RECORDS FOR THIS TASK Start Marker

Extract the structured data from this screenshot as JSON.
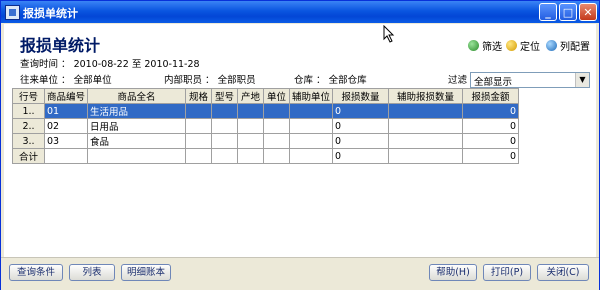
{
  "window": {
    "title": "报损单统计",
    "min_glyph": "_",
    "max_glyph": "□",
    "close_glyph": "✕"
  },
  "header": {
    "title": "报损单统计"
  },
  "toolbar": {
    "filter_label": "筛选",
    "locate_label": "定位",
    "column_config_label": "列配置"
  },
  "query": {
    "time_label": "查询时间 ：",
    "date_from": "2010-08-22",
    "to_label": "至",
    "date_to": "2010-11-28",
    "partner_label": "往来单位 ：",
    "partner_value": "全部单位",
    "staff_label": "内部职员 ：",
    "staff_value": "全部职员",
    "warehouse_label": "仓库 ：",
    "warehouse_value": "全部仓库",
    "filter_label": "过滤",
    "filter_value": "全部显示"
  },
  "table": {
    "columns": [
      "行号",
      "商品编号",
      "商品全名",
      "规格",
      "型号",
      "产地",
      "单位",
      "辅助单位",
      "报损数量",
      "辅助报损数量",
      "报损金额"
    ],
    "rows": [
      {
        "row_no": "1..",
        "code": "01",
        "name": "生活用品",
        "spec": "",
        "model": "",
        "origin": "",
        "unit": "",
        "aux_unit": "",
        "qty": "0",
        "aux_qty": "",
        "amount": "0"
      },
      {
        "row_no": "2..",
        "code": "02",
        "name": "日用品",
        "spec": "",
        "model": "",
        "origin": "",
        "unit": "",
        "aux_unit": "",
        "qty": "0",
        "aux_qty": "",
        "amount": "0"
      },
      {
        "row_no": "3..",
        "code": "03",
        "name": "食品",
        "spec": "",
        "model": "",
        "origin": "",
        "unit": "",
        "aux_unit": "",
        "qty": "0",
        "aux_qty": "",
        "amount": "0"
      }
    ],
    "total": {
      "label": "合计",
      "qty": "0",
      "amount": "0"
    }
  },
  "buttons": {
    "query_conditions": "查询条件",
    "list": "列表",
    "detail_ledger": "明细账本",
    "help": "帮助(H)",
    "print": "打印(P)",
    "close": "关闭(C)"
  },
  "colors": {
    "title_bar": "#0a55e0",
    "selection": "#316ac5",
    "heading": "#001a66"
  }
}
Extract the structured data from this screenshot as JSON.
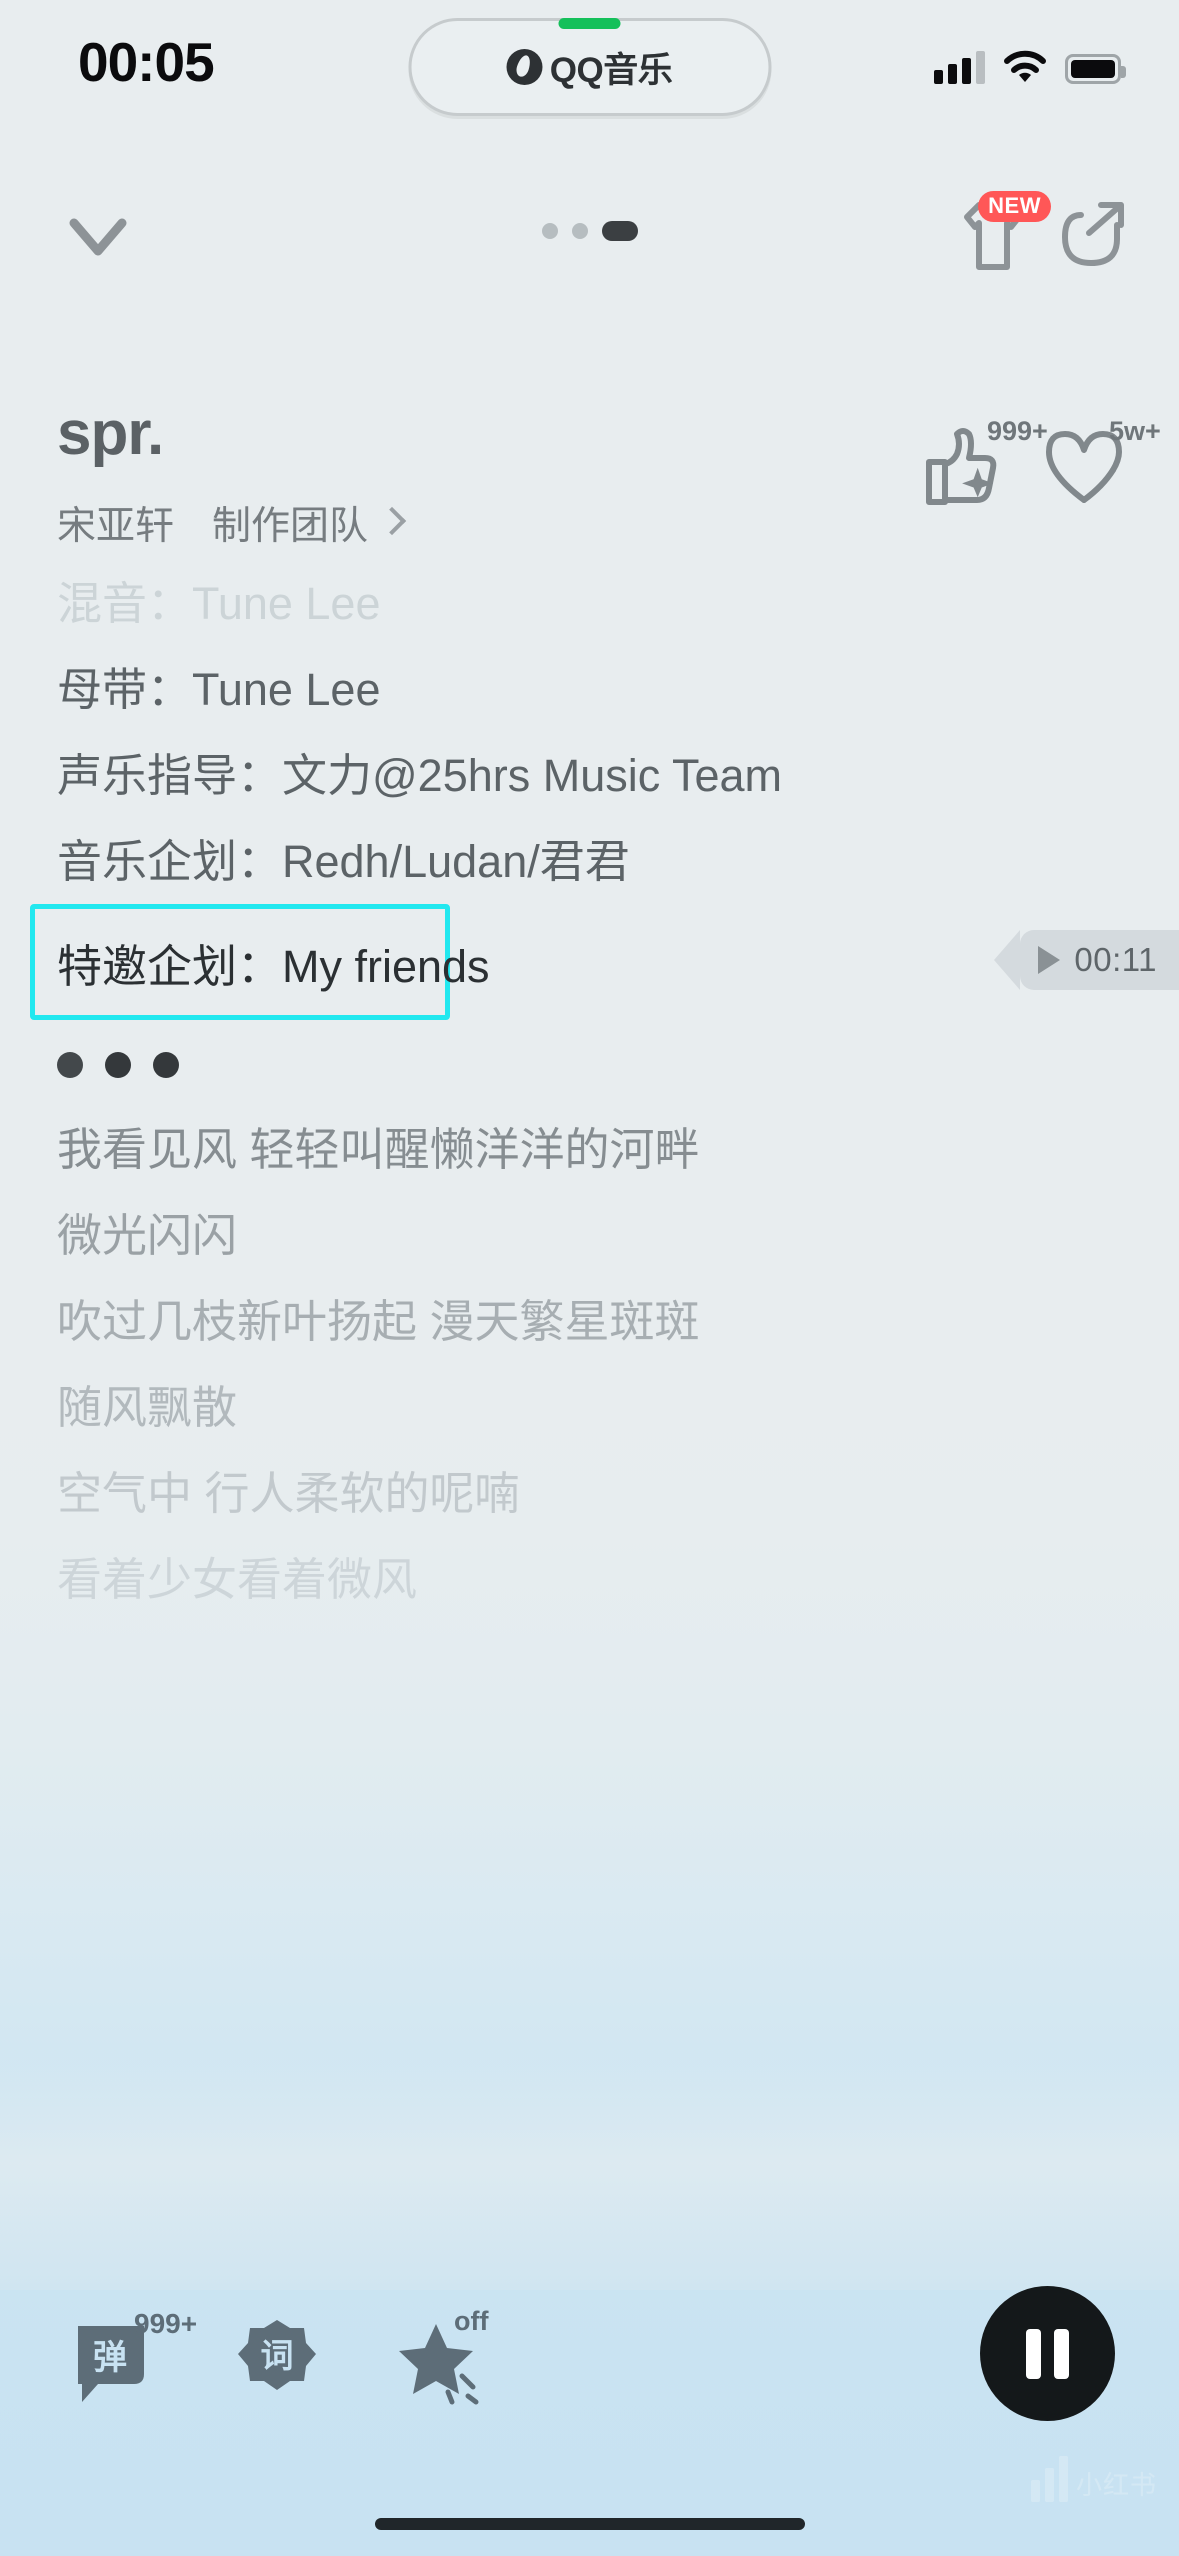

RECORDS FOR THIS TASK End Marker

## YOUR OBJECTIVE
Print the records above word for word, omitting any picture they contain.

## TASK RESPONSE
Extract the structured data from this screenshot as JSON.
{
  "window": {
    "title": "报损单统计",
    "min_glyph": "_",
    "max_glyph": "□",
    "close_glyph": "✕"
  },
  "header": {
    "title": "报损单统计"
  },
  "toolbar": {
    "filter_label": "筛选",
    "locate_label": "定位",
    "column_config_label": "列配置"
  },
  "query": {
    "time_label": "查询时间 ：",
    "date_from": "2010-08-22",
    "to_label": "至",
    "date_to": "2010-11-28",
    "partner_label": "往来单位 ：",
    "partner_value": "全部单位",
    "staff_label": "内部职员 ：",
    "staff_value": "全部职员",
    "warehouse_label": "仓库 ：",
    "warehouse_value": "全部仓库",
    "filter_label": "过滤",
    "filter_value": "全部显示"
  },
  "table": {
    "columns": [
      "行号",
      "商品编号",
      "商品全名",
      "规格",
      "型号",
      "产地",
      "单位",
      "辅助单位",
      "报损数量",
      "辅助报损数量",
      "报损金额"
    ],
    "rows": [
      {
        "row_no": "1..",
        "code": "01",
        "name": "生活用品",
        "spec": "",
        "model": "",
        "origin": "",
        "unit": "",
        "aux_unit": "",
        "qty": "0",
        "aux_qty": "",
        "amount": "0"
      },
      {
        "row_no": "2..",
        "code": "02",
        "name": "日用品",
        "spec": "",
        "model": "",
        "origin": "",
        "unit": "",
        "aux_unit": "",
        "qty": "0",
        "aux_qty": "",
        "amount": "0"
      },
      {
        "row_no": "3..",
        "code": "03",
        "name": "食品",
        "spec": "",
        "model": "",
        "origin": "",
        "unit": "",
        "aux_unit": "",
        "qty": "0",
        "aux_qty": "",
        "amount": "0"
      }
    ],
    "total": {
      "label": "合计",
      "qty": "0",
      "amount": "0"
    }
  },
  "buttons": {
    "query_conditions": "查询条件",
    "list": "列表",
    "detail_ledger": "明细账本",
    "help": "帮助(H)",
    "print": "打印(P)",
    "close": "关闭(C)"
  },
  "colors": {
    "title_bar": "#0a55e0",
    "selection": "#316ac5",
    "heading": "#001a66"
  }
}
Extract the structured data from this screenshot as JSON.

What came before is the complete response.